===== Materials provided =====
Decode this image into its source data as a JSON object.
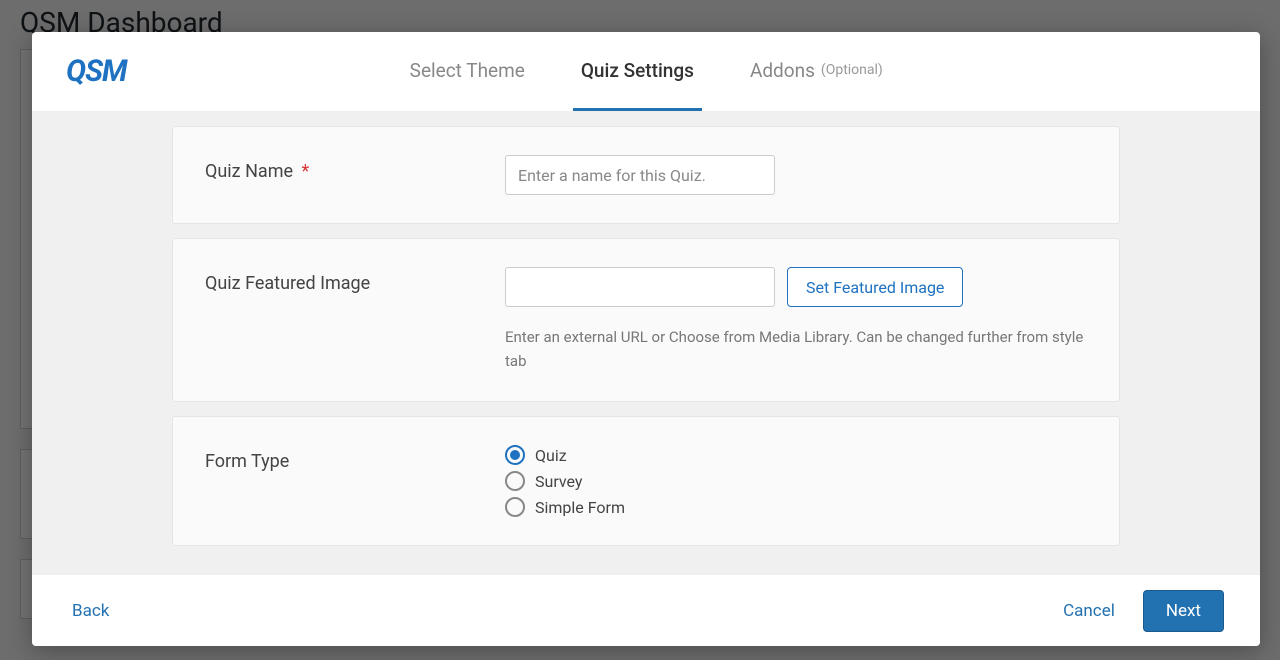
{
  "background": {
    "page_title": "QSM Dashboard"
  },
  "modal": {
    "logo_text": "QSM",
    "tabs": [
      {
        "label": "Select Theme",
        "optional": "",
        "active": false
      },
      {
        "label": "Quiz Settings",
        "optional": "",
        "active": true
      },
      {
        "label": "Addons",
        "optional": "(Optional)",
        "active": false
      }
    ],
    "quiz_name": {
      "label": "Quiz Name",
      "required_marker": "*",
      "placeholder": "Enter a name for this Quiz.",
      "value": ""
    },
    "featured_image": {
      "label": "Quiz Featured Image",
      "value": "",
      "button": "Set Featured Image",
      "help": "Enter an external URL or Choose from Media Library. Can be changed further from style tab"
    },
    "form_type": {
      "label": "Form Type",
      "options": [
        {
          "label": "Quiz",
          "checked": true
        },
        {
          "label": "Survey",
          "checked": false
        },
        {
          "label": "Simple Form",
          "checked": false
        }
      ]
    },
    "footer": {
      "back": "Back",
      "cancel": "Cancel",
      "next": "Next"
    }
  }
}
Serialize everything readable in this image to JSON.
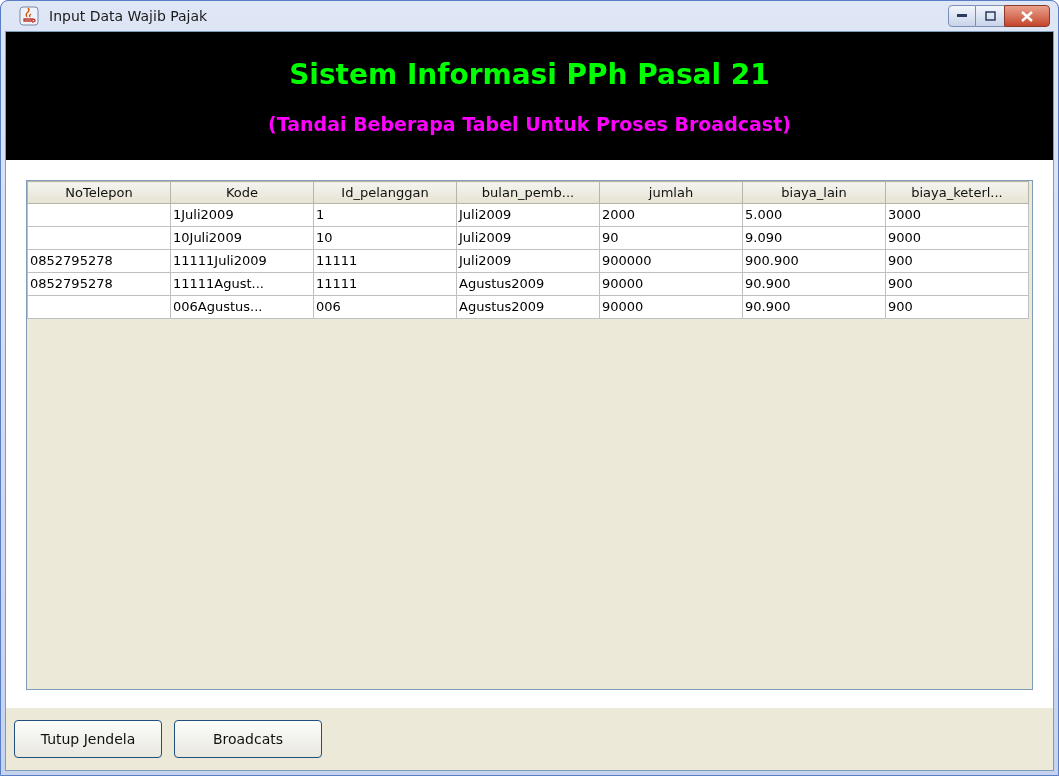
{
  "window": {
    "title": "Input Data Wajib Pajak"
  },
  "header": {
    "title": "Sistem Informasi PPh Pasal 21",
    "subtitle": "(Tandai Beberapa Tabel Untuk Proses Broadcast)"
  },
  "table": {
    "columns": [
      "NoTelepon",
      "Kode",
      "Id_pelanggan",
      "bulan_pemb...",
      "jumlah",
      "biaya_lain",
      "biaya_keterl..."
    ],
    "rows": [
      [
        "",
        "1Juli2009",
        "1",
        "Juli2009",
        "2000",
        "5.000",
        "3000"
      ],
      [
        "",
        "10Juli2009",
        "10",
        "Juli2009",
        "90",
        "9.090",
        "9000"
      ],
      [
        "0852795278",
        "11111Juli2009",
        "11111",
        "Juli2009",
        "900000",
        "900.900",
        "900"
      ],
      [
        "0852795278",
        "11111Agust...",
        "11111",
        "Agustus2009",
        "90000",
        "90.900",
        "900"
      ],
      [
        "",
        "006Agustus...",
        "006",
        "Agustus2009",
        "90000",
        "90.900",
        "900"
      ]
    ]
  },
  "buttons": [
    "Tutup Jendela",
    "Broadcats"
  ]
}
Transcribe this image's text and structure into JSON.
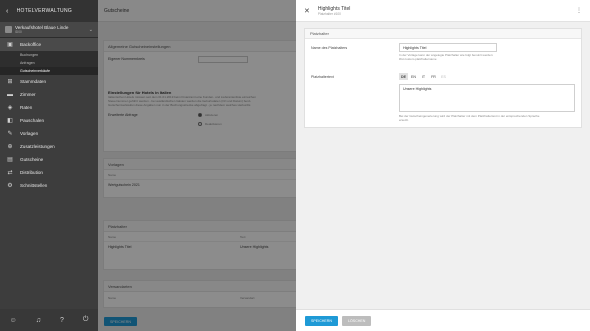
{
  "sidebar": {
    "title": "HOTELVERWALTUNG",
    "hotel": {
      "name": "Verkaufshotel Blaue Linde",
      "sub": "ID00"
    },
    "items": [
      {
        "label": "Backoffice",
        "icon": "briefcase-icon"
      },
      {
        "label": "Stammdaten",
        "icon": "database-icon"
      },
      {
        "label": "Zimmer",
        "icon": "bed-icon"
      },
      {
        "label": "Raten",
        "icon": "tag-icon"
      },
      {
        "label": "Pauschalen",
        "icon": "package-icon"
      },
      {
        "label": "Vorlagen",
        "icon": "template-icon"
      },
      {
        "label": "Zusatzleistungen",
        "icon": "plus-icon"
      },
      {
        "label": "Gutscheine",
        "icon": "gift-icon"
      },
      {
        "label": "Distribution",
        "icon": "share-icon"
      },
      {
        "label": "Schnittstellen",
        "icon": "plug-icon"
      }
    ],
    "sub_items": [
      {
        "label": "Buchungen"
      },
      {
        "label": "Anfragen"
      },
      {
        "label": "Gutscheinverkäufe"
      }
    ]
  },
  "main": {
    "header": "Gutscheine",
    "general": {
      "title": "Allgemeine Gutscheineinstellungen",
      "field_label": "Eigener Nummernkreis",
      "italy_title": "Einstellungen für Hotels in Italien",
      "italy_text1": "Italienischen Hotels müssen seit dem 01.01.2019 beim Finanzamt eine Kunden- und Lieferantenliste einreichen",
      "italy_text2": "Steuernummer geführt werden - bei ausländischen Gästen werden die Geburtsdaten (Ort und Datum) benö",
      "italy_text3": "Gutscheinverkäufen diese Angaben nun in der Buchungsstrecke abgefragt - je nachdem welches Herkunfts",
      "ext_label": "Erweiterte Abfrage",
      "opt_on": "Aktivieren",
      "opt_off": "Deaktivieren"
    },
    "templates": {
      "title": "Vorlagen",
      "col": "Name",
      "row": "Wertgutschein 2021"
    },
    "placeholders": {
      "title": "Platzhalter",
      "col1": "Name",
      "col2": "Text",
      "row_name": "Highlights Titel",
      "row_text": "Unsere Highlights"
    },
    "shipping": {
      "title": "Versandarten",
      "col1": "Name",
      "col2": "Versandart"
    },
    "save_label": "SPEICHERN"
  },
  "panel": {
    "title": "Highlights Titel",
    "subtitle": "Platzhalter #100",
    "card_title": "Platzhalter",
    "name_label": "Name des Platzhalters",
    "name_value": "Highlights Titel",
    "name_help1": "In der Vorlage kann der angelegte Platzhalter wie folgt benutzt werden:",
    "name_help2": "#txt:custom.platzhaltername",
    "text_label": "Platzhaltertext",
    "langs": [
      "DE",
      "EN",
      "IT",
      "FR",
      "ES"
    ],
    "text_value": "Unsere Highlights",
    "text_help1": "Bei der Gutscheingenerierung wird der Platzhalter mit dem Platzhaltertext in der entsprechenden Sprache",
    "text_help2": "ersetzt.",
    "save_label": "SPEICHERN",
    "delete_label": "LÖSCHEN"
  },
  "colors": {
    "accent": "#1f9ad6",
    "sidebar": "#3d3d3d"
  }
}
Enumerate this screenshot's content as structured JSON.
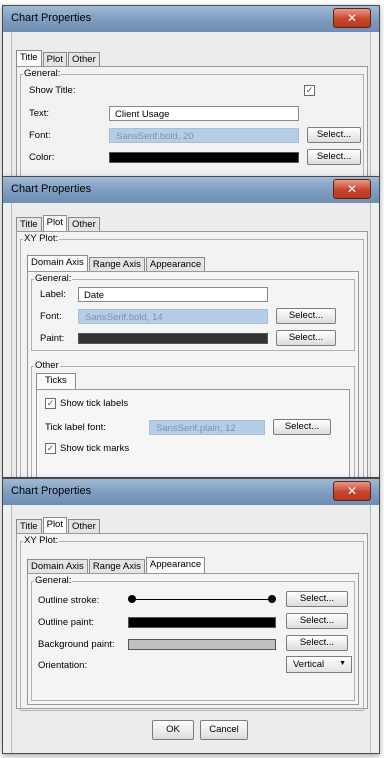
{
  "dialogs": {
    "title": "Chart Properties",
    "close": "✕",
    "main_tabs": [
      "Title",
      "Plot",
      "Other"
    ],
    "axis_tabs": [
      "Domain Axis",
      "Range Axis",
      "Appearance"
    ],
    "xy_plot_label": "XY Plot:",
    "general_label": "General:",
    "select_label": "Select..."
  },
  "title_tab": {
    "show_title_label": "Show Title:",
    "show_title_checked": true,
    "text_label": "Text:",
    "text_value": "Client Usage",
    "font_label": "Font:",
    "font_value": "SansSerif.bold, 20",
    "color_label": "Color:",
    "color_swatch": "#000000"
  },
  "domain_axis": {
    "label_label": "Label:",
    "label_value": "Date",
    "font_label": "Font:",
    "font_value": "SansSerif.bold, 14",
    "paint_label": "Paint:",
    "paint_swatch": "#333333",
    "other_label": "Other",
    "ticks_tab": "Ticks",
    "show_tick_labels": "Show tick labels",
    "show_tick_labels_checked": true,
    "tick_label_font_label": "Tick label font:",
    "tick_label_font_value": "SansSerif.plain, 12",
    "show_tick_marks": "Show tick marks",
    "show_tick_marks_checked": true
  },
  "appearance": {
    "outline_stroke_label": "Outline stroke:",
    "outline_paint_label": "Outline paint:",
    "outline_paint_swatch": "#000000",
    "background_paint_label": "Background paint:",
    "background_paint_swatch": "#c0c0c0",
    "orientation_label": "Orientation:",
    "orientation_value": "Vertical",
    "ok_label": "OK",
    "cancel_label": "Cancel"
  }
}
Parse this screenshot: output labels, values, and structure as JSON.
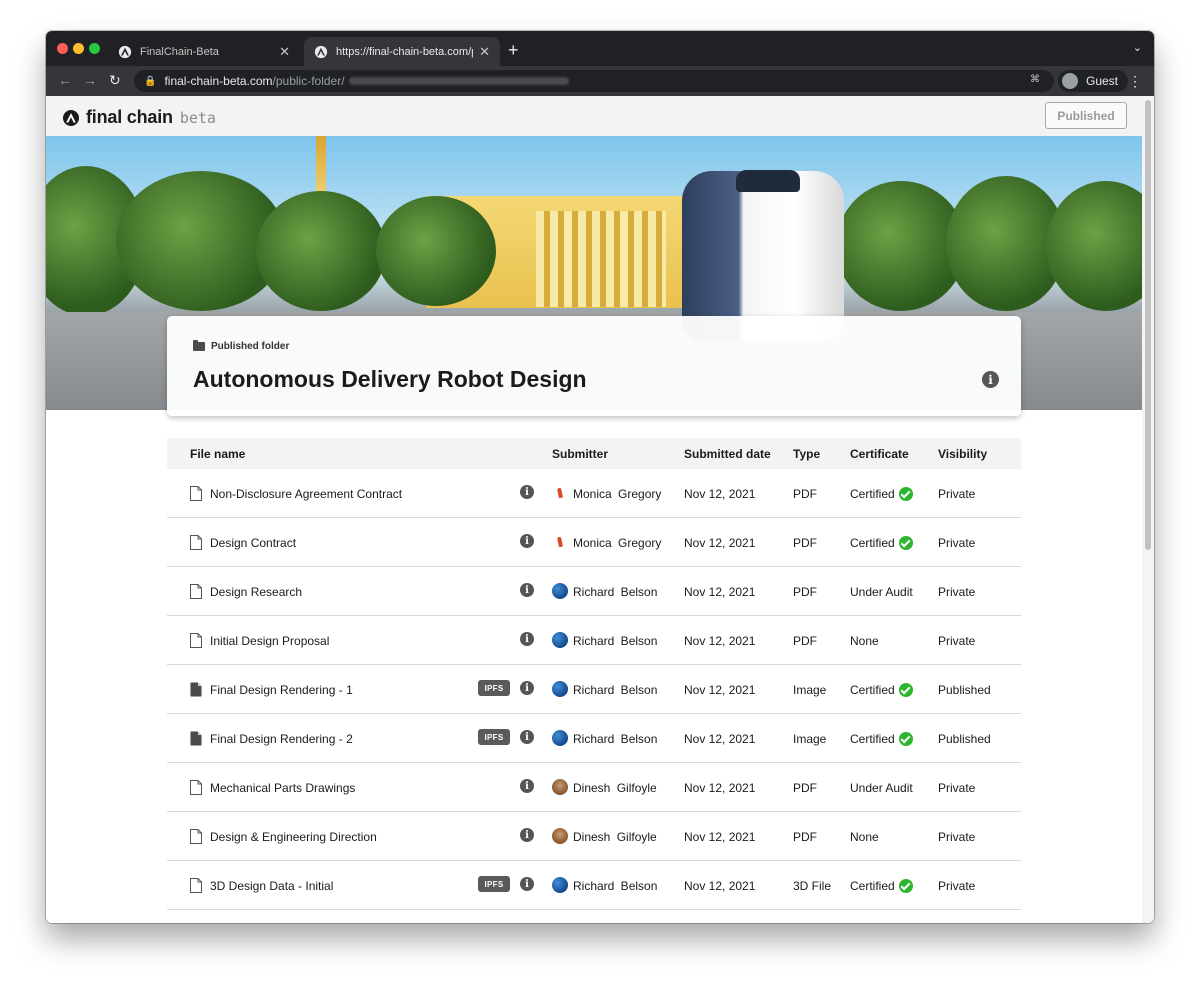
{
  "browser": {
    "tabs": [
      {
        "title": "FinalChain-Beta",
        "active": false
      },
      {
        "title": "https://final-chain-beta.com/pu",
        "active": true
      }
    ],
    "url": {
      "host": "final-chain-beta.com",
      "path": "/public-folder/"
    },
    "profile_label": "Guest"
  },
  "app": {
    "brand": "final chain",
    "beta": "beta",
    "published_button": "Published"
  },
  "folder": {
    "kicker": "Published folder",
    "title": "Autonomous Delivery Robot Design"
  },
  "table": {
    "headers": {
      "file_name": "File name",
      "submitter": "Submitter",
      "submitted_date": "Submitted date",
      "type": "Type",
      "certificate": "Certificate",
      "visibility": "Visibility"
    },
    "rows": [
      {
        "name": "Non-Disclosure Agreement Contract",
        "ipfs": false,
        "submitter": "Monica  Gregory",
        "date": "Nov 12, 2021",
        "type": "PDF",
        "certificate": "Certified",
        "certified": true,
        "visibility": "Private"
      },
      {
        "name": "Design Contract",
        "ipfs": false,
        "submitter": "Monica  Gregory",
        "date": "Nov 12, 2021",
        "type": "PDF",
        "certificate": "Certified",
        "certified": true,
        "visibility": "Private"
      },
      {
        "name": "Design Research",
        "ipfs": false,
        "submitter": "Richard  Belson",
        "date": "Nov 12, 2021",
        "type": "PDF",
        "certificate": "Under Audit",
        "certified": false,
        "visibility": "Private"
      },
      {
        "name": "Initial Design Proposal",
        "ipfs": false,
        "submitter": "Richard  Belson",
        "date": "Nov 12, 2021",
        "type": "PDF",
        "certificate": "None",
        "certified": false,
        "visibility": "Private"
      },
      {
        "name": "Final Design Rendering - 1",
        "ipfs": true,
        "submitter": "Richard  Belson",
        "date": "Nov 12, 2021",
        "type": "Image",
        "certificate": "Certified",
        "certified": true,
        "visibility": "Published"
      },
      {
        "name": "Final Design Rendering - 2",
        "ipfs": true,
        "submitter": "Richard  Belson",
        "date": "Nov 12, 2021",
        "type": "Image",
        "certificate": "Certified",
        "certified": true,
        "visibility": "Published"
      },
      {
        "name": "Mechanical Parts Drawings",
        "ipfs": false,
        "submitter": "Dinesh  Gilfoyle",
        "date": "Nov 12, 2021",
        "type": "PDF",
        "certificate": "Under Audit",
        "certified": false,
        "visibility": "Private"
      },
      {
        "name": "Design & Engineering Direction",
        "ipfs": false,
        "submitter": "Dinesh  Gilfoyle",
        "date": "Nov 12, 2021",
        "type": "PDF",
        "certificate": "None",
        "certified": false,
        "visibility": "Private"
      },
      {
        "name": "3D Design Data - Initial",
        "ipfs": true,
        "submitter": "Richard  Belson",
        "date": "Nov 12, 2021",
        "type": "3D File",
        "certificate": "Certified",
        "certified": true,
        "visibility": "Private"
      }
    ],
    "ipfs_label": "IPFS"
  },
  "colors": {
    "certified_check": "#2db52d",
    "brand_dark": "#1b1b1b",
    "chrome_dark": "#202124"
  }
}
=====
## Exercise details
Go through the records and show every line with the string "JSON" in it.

## Answer to this exercise
Decode this image into its source data as a JSON object.
Serialize everything readable in this image to JSON.
Transcribe this image's text and structure into JSON.
Enumerate this screenshot's content as structured JSON.
Parse this screenshot: output labels, values, and structure as JSON.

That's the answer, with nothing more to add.